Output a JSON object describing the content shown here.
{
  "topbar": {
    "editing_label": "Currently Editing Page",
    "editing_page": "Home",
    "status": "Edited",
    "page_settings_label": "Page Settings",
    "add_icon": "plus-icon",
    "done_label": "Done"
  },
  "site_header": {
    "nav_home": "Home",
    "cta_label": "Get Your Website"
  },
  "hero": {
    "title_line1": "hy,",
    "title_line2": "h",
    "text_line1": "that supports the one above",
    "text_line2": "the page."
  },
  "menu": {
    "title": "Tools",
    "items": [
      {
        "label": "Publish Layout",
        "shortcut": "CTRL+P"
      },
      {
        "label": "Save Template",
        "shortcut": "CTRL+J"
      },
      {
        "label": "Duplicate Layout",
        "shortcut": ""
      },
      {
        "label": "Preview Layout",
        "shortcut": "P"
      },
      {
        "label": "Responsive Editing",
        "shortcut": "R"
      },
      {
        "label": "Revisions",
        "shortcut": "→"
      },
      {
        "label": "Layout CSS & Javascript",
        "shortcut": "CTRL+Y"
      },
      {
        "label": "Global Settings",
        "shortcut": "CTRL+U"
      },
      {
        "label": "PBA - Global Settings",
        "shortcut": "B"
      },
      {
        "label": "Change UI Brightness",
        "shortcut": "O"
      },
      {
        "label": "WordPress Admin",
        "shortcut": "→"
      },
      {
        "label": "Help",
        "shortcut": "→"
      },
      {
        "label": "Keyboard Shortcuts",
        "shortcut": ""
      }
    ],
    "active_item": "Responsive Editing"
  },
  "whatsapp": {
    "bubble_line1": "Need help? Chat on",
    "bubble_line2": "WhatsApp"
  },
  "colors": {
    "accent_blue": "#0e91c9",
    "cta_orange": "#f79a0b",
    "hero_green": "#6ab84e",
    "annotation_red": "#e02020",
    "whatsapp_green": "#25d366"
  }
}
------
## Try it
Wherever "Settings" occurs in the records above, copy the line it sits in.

## Exercise result
    "page_settings_label": "Page Settings",
        "label": "Global Settings",
        "label": "PBA - Global Settings",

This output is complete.